The Battle of Lappeenranta on 19th July 1911. One of the war's most destructive battles, it left 90,000 dead on both sides.
Date 6th November 1909-May 2nd 1917
Location Europe (also involving American and Asian forces)
Result Partial Loyalist victory;
  • Thomas III comes to Danish throne
  • British Isles lost to the native kingdoms
Flag of Denmark Denmark
Flag of Norway Norway
Flag of Sweden Sweden
FlagOfVinland Vinland
Flag of Finland Finland (Protectorate of Sweden)
Flag of Russia Russia
Banner of the Holy Roman Emperor with haloes (1400-1806) Holy Roman Empire
Flag of England England
Flag of Scotland Scotland
Lordship of Ireland Ireland
Welsh principalities
Turkic mercenaries
Flag of Denmark 7 million
Flag of Norway 3 million
Flag of Sweden 2 million
FlagOfVinland 2 million
Flag of Finland 200,000
Flag of Russia 8 million
Banner of the Holy Roman Emperor with haloes (1400-1806) 5 million
Flag of England 1 million
Flag of Scotland 500,000
Lordship of Ireland 100,000
Casualties and losses
Military casualties:
3, 650, 000
Military wounded:
Military missing:
Military dead:
Military wounded:
Military missing:
16, 750,000

The War of the Danish Succession, also known as the Second Great War or Northern Crown War, was a military conflict fought in northern and western Europe between 6th November 1909 - May 2nd 1917. With over 20 million casualties, it was one of the bloodiest wars in history, and is remembered bitterly in Russia and Germany.

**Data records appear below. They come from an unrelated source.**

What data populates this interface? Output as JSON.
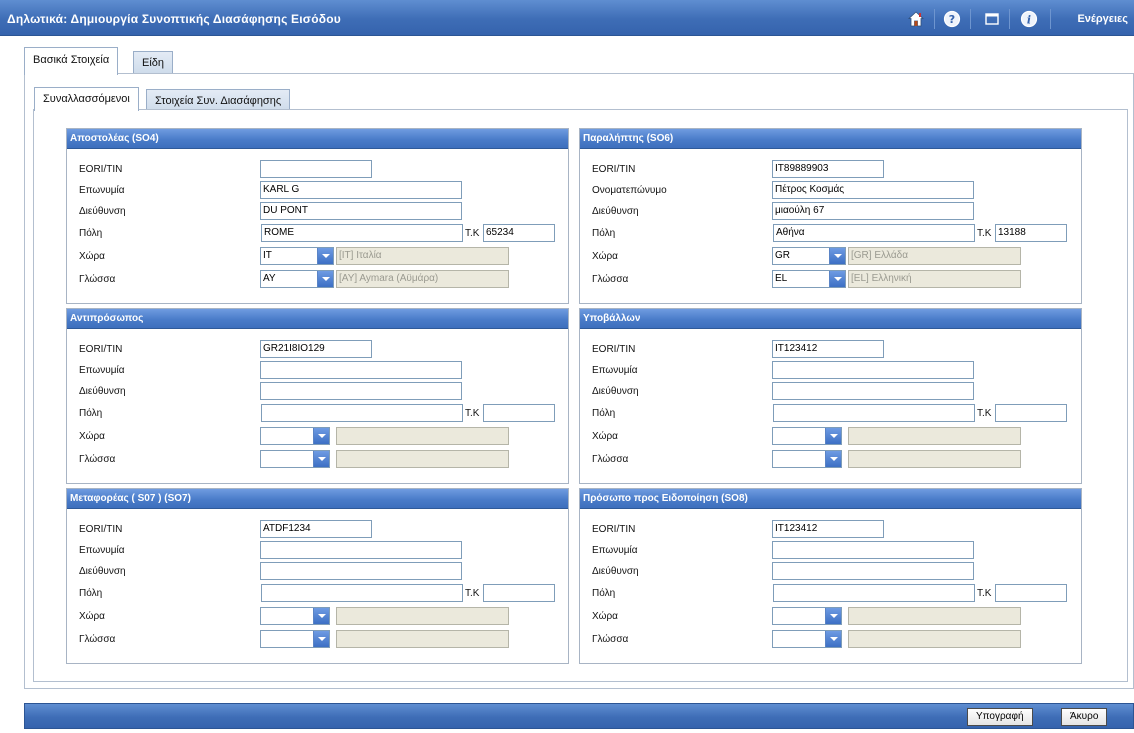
{
  "window": {
    "title": "Δηλωτικά: Δημιουργία Συνοπτικής Διασάφησης Εισόδου",
    "actions_label": "Ενέργειες",
    "icons": [
      "home-icon",
      "help-icon",
      "window-icon",
      "info-icon"
    ]
  },
  "tabs": {
    "main": [
      "Βασικά Στοιχεία",
      "Είδη"
    ],
    "sub": [
      "Συναλλασσόμενοι",
      "Στοιχεία Συν. Διασάφησης"
    ]
  },
  "labels": {
    "eori": "EORI/TIN",
    "eponymia": "Επωνυμία",
    "onomateponymo": "Ονοματεπώνυμο",
    "address": "Διεύθυνση",
    "city": "Πόλη",
    "postcode": "Τ.Κ",
    "country": "Χώρα",
    "language": "Γλώσσα"
  },
  "sections": {
    "sender": {
      "title": "Αποστολέας (SO4)",
      "eori": "",
      "name": "KARL G",
      "address": "DU PONT",
      "city": "ROME",
      "postcode": "65234",
      "country_code": "IT",
      "country_name": "[IT] Ιταλία",
      "language_code": "AY",
      "language_name": "[AY] Aymara (Αϋμάρα)"
    },
    "receiver": {
      "title": "Παραλήπτης (SO6)",
      "eori": "IT89889903",
      "name": "Πέτρος Κοσμάς",
      "address": "μιαούλη 67",
      "city": "Αθήνα",
      "postcode": "13188",
      "country_code": "GR",
      "country_name": "[GR] Ελλάδα",
      "language_code": "EL",
      "language_name": "[EL] Ελληνική"
    },
    "representative": {
      "title": "Αντιπρόσωπος",
      "eori": "GR21I8IO129",
      "name": "",
      "address": "",
      "city": "",
      "postcode": "",
      "country_code": "",
      "country_name": "",
      "language_code": "",
      "language_name": ""
    },
    "submitter": {
      "title": "Υποβάλλων",
      "eori": "IT123412",
      "name": "",
      "address": "",
      "city": "",
      "postcode": "",
      "country_code": "",
      "country_name": "",
      "language_code": "",
      "language_name": ""
    },
    "carrier": {
      "title": "Μεταφορέας ( S07 ) (SO7)",
      "eori": "ATDF1234",
      "name": "",
      "address": "",
      "city": "",
      "postcode": "",
      "country_code": "",
      "country_name": "",
      "language_code": "",
      "language_name": ""
    },
    "notify": {
      "title": "Πρόσωπο προς Ειδοποίηση (SO8)",
      "eori": "IT123412",
      "name": "",
      "address": "",
      "city": "",
      "postcode": "",
      "country_code": "",
      "country_name": "",
      "language_code": "",
      "language_name": ""
    }
  },
  "footer": {
    "sign_label": "Υπογραφή",
    "cancel_label": "Άκυρο"
  },
  "colors": {
    "header_blue": "#3e6db6",
    "section_header_blue": "#4a7cc9",
    "readonly_bg": "#ebe9dc"
  }
}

While the claim by Swedish royal Thomas to the Danish throne is best known as the cause of the conflict, it also has roots in the growing influence of Russia and the Holy Roman Empire, which was watched suspisciously by the Nordic states. Both sides formed military alliances - in the former's case, a true coalition, in the latter's, a web of royal marriages and dynastic links - to combat invasion by one another. Tensions reached a height with the entry of Swedish family member Thomas into the Danish royal family, as heir to the incumbent King Erik VI. The opposition feared that such close relations between the superpowers would lead to first a unification of its members, then a full-on invasion of northern Europe. On 4th November 1909, Russian forces fired on outposts along the Finnish border, and within two days the forces were at war.

The war was the second of the three Great Wars, preceded by the Trade War and followed by the British Reclamation War, and was the largest in both casualties and involvement.